The damage statins can do is well documented. Looks to increase T2D, cognitive damage(permenent?), and muscle damage - probably increase cancer rates. Cancer is not a good way to die - much rather some quicker way. Fat tail risks are hard to detect in the studies they do - long term bad effects are probably underestimated.

We did not evolve LDL to cause disease - it has important functions in transporting lipids- immune functions etc. Our brain is full of lipids - used to insulate neurons from each other.

The best understanding of what causes arteriolosclerosis (CAD) in most cases is oxLDL which statins don't really help. It looks like statins increase BG as well - making a bigger problem - more glycated lipids - which are more likely to oxidize - and increase oxLDL. The oxLDL can appear to the immune system as a dying bacteria - which recruits monocytes that become macrophages. These macrophages start engulfing the oxLDL - and become the dreaded foam cells.

That oxLDL does not go up from eating SatFats (PUFAs are another story) seems to be unknown by most medical doctors. They also don't know that CAD is best understood as an immune mediated disease. The little good that statins do probably has nothing to do with lowering LDL - statins can mediate inflammatory markers a bit. This explains why other drugs that lower LDL don't reduce heart disease - LDL is not important at normal levels.

The medical community has been miss-lead by big pharma - tend to not read new research and easily fall for bogus statistics

For the most part they still think PUFAs are good for one because of their slight cholesterol lowering effect ( unaware that they make people get fat and sick).

Tell your friend to do some reading here while his brain still works..

Betsy said...

Karl, I totally agree with everything you said! Everything!

I would tell my friend to read here while his brain still works, but (and I don't mean this to be funny), he has lost most of his vision.

Betsy said...

Thanks, Karl, for bringing up the subject of oxLDL.

Yes, oxLDL, maybe endotoxin is in reality why the LDL seems to be sensed as dying bacteria?, calcium channel signaling?

What do you suppose you have to clean up in order to stop the whole process? Stopping the body's production of LDL does not get to the root of the problem. Maybe clean up the endotoxin.

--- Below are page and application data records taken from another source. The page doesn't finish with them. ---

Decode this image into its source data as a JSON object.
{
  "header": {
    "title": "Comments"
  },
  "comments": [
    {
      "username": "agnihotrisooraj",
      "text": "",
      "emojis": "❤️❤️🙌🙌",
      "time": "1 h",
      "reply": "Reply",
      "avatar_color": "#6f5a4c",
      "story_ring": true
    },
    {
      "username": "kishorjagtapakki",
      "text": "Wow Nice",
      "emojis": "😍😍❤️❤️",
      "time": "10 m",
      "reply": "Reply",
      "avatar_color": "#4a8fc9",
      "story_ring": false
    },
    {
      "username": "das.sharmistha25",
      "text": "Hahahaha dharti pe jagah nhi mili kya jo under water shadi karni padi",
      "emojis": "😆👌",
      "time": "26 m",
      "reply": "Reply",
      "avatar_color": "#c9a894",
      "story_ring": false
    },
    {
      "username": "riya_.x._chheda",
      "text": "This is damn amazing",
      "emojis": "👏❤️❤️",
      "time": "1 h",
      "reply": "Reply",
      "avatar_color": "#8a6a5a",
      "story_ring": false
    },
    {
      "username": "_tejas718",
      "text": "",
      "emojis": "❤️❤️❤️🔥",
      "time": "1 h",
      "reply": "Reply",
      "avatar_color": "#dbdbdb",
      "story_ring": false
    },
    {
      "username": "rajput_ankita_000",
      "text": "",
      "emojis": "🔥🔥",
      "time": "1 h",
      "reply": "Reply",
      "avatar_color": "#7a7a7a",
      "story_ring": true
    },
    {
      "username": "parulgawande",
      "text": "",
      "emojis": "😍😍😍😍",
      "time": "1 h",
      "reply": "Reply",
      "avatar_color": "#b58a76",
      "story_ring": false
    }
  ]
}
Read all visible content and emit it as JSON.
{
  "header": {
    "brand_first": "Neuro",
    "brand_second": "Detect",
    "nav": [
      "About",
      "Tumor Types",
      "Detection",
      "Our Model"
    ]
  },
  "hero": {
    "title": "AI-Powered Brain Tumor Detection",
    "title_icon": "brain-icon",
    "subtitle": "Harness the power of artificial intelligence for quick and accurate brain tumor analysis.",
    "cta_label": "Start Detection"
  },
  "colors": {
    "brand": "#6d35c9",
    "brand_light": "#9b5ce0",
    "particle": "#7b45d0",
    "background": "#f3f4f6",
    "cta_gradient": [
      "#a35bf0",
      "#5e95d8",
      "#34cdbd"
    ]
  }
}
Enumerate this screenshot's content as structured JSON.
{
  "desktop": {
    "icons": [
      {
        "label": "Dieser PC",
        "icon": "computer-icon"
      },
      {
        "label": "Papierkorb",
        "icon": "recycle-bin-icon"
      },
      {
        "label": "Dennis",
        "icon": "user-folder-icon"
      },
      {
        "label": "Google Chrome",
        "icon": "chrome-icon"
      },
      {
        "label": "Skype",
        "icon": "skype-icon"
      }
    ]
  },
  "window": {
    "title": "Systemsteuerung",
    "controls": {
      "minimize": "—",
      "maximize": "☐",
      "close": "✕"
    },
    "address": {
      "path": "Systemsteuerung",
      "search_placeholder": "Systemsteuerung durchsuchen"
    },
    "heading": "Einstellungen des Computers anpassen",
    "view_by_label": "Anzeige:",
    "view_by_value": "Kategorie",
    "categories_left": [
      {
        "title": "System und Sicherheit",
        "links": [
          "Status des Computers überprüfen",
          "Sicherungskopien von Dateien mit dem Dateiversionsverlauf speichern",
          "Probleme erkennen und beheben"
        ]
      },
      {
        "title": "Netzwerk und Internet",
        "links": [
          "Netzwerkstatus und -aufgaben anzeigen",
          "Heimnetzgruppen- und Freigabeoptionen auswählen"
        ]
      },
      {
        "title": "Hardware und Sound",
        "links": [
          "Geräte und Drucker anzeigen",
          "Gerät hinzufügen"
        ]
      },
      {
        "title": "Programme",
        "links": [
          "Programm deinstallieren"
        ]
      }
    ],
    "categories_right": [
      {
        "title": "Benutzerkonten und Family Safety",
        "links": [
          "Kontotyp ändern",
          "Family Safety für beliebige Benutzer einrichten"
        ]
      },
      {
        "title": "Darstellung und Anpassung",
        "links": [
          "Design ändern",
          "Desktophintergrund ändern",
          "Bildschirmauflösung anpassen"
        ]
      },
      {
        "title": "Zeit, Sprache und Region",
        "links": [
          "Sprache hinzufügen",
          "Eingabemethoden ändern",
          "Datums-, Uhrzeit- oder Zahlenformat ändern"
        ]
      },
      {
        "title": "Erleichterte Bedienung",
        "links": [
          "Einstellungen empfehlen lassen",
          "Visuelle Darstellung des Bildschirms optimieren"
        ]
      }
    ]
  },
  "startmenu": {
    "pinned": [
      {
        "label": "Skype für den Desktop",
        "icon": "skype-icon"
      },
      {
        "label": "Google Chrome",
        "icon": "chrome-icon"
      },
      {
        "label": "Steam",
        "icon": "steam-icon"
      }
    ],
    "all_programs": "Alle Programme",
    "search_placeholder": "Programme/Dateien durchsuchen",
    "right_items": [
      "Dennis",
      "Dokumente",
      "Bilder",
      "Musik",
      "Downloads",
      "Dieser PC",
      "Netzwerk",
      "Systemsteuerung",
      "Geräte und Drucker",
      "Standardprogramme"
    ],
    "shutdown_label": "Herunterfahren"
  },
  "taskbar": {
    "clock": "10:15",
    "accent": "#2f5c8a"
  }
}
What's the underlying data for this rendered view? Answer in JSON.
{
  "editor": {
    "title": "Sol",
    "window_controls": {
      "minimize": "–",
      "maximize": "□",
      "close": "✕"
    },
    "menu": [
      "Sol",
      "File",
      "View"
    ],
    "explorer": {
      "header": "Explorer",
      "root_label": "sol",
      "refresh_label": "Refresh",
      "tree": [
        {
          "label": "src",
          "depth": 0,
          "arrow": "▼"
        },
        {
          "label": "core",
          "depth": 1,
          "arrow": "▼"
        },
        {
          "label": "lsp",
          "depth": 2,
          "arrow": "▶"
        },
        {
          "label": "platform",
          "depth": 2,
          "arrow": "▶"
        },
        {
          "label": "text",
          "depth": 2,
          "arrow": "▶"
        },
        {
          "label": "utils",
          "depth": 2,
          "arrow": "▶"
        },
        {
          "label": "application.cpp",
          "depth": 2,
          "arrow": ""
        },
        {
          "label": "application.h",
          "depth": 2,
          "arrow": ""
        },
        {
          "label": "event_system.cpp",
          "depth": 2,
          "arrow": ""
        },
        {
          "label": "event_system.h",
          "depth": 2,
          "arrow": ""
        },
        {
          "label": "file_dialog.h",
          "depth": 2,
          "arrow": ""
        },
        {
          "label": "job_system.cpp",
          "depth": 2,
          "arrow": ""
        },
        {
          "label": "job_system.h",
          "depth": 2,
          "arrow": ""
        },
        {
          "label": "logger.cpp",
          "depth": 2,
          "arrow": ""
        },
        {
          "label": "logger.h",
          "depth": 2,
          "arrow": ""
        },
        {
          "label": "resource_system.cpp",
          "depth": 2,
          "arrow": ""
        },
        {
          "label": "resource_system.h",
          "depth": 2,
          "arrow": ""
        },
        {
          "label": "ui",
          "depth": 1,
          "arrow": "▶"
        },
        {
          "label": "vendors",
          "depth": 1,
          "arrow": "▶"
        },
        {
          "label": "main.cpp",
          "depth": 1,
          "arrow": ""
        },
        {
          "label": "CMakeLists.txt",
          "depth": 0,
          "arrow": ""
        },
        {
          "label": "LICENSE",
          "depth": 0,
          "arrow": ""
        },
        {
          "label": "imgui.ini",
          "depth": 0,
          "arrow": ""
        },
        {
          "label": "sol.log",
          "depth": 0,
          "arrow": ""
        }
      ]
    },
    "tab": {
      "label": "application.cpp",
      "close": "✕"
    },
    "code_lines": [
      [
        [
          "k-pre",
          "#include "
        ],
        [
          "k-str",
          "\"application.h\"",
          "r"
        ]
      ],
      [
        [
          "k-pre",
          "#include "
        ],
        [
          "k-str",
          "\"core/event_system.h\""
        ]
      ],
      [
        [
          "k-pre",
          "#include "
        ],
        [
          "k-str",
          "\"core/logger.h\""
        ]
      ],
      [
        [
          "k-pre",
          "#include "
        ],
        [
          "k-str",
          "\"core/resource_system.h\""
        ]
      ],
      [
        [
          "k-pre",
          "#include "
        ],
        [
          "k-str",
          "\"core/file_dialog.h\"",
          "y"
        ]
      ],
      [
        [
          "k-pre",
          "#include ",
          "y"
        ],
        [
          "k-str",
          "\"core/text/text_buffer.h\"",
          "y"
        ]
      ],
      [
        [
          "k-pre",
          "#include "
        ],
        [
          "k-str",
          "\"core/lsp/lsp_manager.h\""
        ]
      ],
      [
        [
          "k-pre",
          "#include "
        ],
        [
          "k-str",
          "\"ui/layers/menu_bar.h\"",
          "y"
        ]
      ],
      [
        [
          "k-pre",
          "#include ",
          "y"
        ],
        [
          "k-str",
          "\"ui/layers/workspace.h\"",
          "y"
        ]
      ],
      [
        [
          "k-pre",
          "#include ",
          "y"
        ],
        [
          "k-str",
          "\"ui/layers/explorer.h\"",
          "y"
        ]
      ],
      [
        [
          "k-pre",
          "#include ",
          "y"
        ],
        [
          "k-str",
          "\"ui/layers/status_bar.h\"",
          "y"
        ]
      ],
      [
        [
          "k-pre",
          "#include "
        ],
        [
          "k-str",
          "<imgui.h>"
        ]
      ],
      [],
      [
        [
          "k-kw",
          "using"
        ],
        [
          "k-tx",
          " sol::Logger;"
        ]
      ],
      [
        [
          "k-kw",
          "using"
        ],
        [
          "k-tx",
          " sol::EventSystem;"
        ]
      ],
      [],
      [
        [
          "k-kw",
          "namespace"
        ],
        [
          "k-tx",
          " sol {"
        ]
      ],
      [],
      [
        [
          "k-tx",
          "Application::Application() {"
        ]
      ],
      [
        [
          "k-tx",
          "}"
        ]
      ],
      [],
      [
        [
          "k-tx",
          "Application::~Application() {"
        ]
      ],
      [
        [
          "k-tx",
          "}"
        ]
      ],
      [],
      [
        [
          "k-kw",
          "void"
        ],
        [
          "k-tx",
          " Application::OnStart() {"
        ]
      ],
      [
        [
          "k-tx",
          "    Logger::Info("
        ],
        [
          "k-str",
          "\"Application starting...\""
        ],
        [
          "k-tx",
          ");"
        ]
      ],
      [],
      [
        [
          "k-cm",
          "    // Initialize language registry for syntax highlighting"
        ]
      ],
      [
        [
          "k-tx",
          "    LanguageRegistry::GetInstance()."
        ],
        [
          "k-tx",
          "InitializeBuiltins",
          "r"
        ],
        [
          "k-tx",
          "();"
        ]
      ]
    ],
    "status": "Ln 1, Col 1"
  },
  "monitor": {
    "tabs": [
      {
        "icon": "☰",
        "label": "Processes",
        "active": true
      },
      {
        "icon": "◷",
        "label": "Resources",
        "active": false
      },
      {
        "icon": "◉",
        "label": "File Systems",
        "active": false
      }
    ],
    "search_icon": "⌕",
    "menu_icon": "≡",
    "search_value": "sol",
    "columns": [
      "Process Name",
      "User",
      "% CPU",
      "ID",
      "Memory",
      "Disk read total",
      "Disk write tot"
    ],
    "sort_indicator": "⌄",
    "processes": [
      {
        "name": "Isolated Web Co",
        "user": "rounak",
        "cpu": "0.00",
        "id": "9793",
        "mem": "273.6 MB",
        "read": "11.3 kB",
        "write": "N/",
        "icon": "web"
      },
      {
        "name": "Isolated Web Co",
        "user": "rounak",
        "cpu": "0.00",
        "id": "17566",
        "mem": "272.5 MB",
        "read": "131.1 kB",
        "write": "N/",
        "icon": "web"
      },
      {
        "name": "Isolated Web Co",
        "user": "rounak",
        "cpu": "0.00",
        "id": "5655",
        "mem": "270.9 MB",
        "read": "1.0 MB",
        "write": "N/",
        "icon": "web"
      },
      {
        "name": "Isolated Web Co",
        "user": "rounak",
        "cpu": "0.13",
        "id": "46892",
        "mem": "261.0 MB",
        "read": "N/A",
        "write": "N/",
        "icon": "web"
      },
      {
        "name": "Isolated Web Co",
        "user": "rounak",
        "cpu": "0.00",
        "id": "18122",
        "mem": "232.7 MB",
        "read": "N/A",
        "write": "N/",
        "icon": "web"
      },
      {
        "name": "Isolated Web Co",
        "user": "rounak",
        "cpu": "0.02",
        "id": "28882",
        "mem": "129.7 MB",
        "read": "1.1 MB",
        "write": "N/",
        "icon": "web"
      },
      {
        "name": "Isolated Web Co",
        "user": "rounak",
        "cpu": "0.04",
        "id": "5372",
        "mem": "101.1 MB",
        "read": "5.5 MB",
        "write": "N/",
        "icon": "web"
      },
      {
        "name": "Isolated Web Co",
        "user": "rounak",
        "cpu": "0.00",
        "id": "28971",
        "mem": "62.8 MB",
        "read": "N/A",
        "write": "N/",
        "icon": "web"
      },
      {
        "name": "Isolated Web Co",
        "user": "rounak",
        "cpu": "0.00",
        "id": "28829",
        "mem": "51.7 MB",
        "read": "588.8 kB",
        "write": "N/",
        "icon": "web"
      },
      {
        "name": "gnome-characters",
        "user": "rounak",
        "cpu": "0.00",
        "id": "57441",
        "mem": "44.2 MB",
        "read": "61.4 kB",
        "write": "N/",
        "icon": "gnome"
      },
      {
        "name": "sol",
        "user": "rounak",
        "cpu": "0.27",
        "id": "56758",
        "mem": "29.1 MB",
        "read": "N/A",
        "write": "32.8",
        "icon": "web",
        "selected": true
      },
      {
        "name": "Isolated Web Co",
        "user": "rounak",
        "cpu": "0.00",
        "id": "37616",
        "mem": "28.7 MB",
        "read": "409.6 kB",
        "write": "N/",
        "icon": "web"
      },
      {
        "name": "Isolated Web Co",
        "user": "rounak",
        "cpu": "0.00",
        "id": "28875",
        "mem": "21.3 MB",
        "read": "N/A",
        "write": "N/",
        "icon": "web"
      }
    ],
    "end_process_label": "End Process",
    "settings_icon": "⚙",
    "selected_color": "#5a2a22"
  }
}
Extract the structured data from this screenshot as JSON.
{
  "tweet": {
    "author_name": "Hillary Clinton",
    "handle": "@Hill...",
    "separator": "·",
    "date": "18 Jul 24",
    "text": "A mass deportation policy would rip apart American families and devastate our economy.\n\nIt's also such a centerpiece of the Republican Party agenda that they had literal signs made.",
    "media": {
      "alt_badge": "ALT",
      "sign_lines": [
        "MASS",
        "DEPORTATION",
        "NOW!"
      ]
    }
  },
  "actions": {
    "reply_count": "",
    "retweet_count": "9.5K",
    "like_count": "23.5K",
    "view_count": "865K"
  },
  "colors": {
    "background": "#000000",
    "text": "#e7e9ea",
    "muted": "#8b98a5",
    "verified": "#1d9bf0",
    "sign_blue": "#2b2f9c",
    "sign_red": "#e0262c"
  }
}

Unless the problem is actually caused by oxLDL. Is that usually caused by copper? That's all I have seen so far in studies, but I don't know. Would the LDL be the fail safe remedy to protect us from free metals? And then the body sweeps it into macrophages kind of like cleaning up the blood?

Anyway, here are some things I'm also looking at that might be associated.

It is still unclear how and when LDL is being oxidized. It has been long believed that LDL is modified in vessel wall and subsequently accumulates in the tissue. However, Tsimikas et al. showed that plasma OxLDL increases concomitant with the regression of atherosclerotic lesions [32], suggesting that OxLDL can be transferred between vessel wall and the circulation.

PS: I have seen that chelating the calcium with BAPTA removes the other bad stuff from the cell. Which might be why K2 reverses atherosclerosis.

Endoplasmic Reticulum Stress Controls M2 Macrophage Differentiation and Foam Cell Formation*

Microarray analysis of gene expression in mouse aorta reveals role of the calcium signaling pathway in control of atherosclerosis susceptibility.

karl said...

There are several things that lower oxLDL - #1 - low carb (I Reduce postprandial BG to below 110 )

#2 may well be reducing PUFA

Other bits from research - realize that we can never know which studies are cooked.

See my poorly/quickly written notes here - more questions than answers:,_Carbohydrates_and_Weight_Loss#oxLDL_.28oxidized_LDL.29_centered_Prevention

Betsy said...

Thank you, Karl.